I work to facilitate access to RUTF in East Africa and have seen firsthand the devastating impact of the current crisis on children in the region. Mothers travel for many miles to reach us as their child's last hope, and it breaks my heart to think about needing to turn them away because of dwindling supplies.

Over the past year, the cost of the RUTF we provide has increased by 23 percent, including a 9 percent increase since the war in Ukraine began. According to UNICEF, global prices for RUTF are expected to increase by an additional 16 percent over the next six months, as the costs for transportation and ingredients like peanuts, sugar, and oil continue to rise.

A boy holds lambs
A boy holds lambs in Lomusian, Karamoja region, Uganda, on May 26, 2022. BADRU KATUMBA/AFP via Getty Images

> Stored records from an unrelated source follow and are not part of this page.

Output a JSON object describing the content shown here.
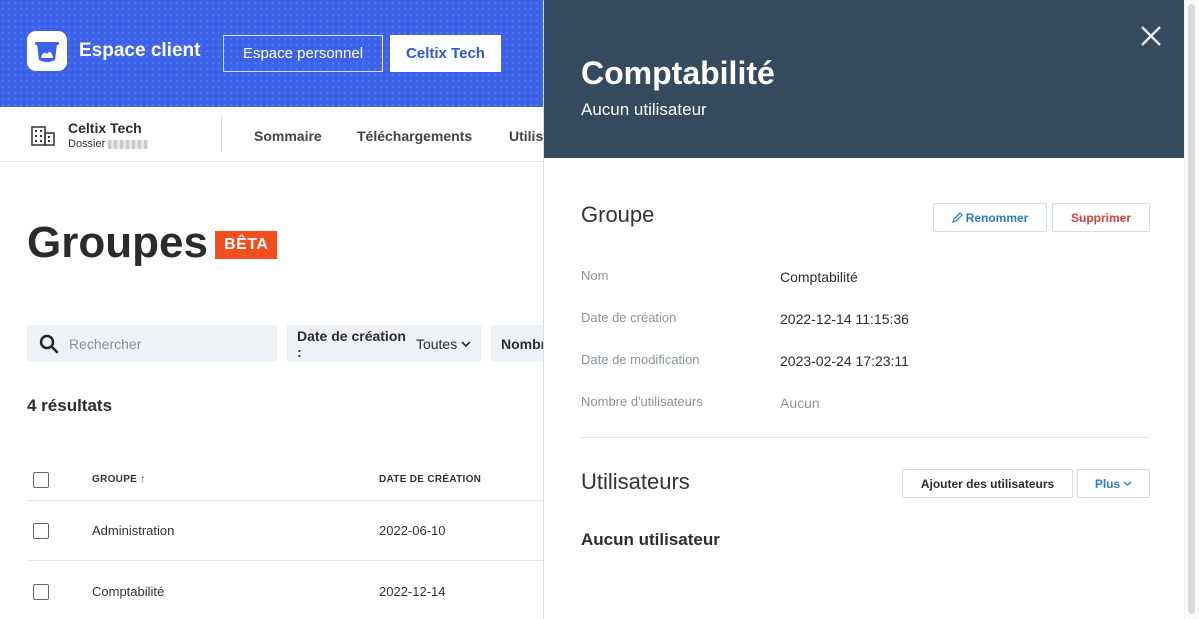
{
  "header": {
    "brand": "Espace client",
    "personal_button": "Espace personnel",
    "company_button": "Celtix Tech"
  },
  "subnav": {
    "company": "Celtix Tech",
    "dossier_label": "Dossier",
    "tabs": [
      "Sommaire",
      "Téléchargements",
      "Utilis"
    ]
  },
  "main": {
    "title": "Groupes",
    "badge": "BÊTA",
    "search_placeholder": "Rechercher",
    "filter_date_label": "Date de création :",
    "filter_date_value": "Toutes",
    "filter_number_label": "Nombr",
    "results": "4 résultats",
    "columns": [
      "GROUPE ↑",
      "DATE DE CRÉATION"
    ],
    "rows": [
      {
        "name": "Administration",
        "date": "2022-06-10"
      },
      {
        "name": "Comptabilité",
        "date": "2022-12-14"
      }
    ]
  },
  "panel": {
    "title": "Comptabilité",
    "subtitle": "Aucun utilisateur",
    "group_section": "Groupe",
    "rename_button": "Renommer",
    "delete_button": "Supprimer",
    "fields": [
      {
        "label": "Nom",
        "value": "Comptabilité"
      },
      {
        "label": "Date de création",
        "value": "2022-12-14 11:15:36"
      },
      {
        "label": "Date de modification",
        "value": "2023-02-24 17:23:11"
      },
      {
        "label": "Nombre d'utilisateurs",
        "value": "Aucun"
      }
    ],
    "users_section": "Utilisateurs",
    "add_users_button": "Ajouter des utilisateurs",
    "more_button": "Plus",
    "empty_text": "Aucun utilisateur"
  },
  "colors": {
    "banner": "#3b62e8",
    "panel_header": "#344a5e",
    "badge": "#f24e1e",
    "link_blue": "#2b7bd6",
    "danger_red": "#d9413b"
  }
}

Concurrently, production is down; one of our supplier's production capacity decreased by approximately 40 percent. The price of therapeutic milk, another key treatment for severely malnourished children, has also increased. We are seeing major increases in fuel and fertilizer costs, all of which are making food delivery more expensive. This is raising serious concerns about how we can continue to prevent and treat malnutrition in children.

Recently we have seen an alarming rise in the number of malnourished children arriving at our stabilization centers for treatment. In Somalia, we admitted 55 percent more children between January and April of this year compared to the same period last year. The situation is painful to witness. Many cases of malnutrition can be treated outside of health centers, but the children who must be admitted are in a dire state. They are dangerously underweight and experiencing developmental delays and weakened immune systems that leave them especially vulnerable to diseases. Without immediate help, they are at imminent risk of dying.

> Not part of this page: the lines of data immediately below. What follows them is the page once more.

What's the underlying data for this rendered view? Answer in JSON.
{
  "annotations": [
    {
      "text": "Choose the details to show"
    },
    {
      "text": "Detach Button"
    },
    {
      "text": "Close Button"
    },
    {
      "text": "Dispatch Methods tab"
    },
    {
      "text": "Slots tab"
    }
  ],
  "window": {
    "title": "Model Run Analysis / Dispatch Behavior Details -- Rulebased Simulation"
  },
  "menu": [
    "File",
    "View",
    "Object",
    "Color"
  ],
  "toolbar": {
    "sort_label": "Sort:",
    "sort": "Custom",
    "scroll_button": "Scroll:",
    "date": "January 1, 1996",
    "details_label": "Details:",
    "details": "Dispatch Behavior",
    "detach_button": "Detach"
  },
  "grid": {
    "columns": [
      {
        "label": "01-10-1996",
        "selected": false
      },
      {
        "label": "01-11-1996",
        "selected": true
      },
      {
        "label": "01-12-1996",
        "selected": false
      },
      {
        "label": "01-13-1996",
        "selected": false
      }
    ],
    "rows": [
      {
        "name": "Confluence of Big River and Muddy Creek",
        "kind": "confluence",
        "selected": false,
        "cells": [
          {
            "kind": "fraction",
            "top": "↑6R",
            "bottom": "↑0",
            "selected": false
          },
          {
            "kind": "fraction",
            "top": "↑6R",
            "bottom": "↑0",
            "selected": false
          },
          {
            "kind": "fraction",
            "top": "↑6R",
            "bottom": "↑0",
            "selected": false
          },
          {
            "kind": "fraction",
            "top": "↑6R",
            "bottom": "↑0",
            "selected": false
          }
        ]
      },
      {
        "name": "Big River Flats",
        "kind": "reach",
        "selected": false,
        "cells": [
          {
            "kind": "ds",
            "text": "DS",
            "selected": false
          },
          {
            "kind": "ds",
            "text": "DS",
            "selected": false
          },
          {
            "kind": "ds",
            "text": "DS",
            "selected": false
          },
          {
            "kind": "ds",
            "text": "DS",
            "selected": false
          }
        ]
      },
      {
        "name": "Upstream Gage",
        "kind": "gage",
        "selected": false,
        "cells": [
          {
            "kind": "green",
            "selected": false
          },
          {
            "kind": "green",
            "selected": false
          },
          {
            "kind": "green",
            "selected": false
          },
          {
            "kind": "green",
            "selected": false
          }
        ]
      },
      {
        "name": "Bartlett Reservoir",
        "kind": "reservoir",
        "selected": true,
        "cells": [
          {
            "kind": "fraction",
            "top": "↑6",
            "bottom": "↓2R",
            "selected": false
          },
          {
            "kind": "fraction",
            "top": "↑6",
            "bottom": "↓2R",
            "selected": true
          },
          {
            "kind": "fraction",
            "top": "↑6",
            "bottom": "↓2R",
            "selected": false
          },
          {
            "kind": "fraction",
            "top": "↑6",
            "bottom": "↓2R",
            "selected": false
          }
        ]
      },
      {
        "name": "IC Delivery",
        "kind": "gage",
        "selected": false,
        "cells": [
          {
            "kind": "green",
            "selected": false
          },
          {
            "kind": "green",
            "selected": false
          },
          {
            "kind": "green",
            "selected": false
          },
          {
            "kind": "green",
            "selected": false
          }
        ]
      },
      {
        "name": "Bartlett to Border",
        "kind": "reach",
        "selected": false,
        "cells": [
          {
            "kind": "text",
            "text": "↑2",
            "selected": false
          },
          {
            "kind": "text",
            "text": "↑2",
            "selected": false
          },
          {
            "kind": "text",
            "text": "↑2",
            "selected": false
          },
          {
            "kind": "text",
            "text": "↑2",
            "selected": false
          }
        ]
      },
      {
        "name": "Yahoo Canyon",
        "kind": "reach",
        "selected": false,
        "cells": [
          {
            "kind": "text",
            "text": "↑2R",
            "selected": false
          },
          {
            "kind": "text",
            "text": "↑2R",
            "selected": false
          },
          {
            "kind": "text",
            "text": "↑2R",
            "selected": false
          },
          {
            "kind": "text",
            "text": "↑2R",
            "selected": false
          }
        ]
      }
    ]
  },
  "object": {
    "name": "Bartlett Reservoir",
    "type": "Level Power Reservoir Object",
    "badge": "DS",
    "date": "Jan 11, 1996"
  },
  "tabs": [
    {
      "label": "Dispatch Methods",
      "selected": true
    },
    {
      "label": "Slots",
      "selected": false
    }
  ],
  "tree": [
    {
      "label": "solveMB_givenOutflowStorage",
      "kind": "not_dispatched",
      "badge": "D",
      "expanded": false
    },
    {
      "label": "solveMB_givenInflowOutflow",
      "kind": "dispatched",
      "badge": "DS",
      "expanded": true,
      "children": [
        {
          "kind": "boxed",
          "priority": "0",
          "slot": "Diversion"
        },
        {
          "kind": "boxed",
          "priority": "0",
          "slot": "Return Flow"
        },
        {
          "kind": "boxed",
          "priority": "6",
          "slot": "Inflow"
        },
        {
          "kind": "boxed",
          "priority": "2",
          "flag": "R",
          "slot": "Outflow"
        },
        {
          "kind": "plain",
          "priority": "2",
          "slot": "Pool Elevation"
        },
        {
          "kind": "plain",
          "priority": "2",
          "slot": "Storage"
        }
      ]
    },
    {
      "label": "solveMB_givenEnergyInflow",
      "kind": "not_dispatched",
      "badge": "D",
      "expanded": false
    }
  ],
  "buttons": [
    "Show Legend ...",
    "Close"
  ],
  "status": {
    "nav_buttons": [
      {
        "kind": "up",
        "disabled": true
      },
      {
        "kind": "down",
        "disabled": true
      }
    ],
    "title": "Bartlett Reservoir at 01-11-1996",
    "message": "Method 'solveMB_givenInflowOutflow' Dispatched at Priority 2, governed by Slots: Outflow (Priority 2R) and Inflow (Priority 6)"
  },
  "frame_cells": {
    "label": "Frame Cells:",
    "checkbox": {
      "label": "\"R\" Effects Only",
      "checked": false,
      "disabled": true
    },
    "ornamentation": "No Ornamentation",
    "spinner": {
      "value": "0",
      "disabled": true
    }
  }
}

We are already maximizing the limited supplies we have. For children with less severe malnutrition, we're treating more cases with less RUTF, thanks to recent research demonstrating that children are recovering well, even with smaller amounts of the product and streamlined protocols to stretch resources farther. Still, it's hardly enough to treat all children—and children with more severe, life-threatening cases need the full course of treatment to recover.

Even before the war in Ukraine, food prices were worryingly high and global markets were suffering from supply chain issues. The Ukraine conflict has upended the situation. Ukraine is the world's fifth largest exporter of wheat, with 40 percent destined for Africa and the Middle East. The complex situation is unfolding as escalating prices affect not only wheat, but other basic foodstuffs, such as maize and cooking oils.

Already we are seeing near-famine conditions. There are more than 1.7 million children in Somalia, Kenya, and Ethiopia who are severely malnourished. The WFP has warned that the number of people facing hunger in the Horn of Africa might rise from 14 million to 20 million by the end of the year.

Given this urgent situation, it is essential that we preserve the nutritional pipeline and increase access to RUTF, an essential lifesaving medicine. We must ensure that production facilities are working at full capacity. We must also expand our streamlined approach to treating acute malnutrition in order to stretch scarce resources and free up funds to reach more children with lifesaving care.

In the U.S., President Joe Biden understandably invoked the Defense Production Act, intended for times of war, to address the shortage of baby formula threatening the nation's youth. Where I live, we risk a major setback in the battle against hunger and children are increasingly a casualty. Failure to act at a moment when hunger is reaching alarming levels will have catastrophic consequences that will echo across generations.

Imelda Awino is the deputy director of the Knowledge and Innovation Hub, Action Against Hunger, based in Nairobi, Kenya.

The views expressed in this article are the writer's own.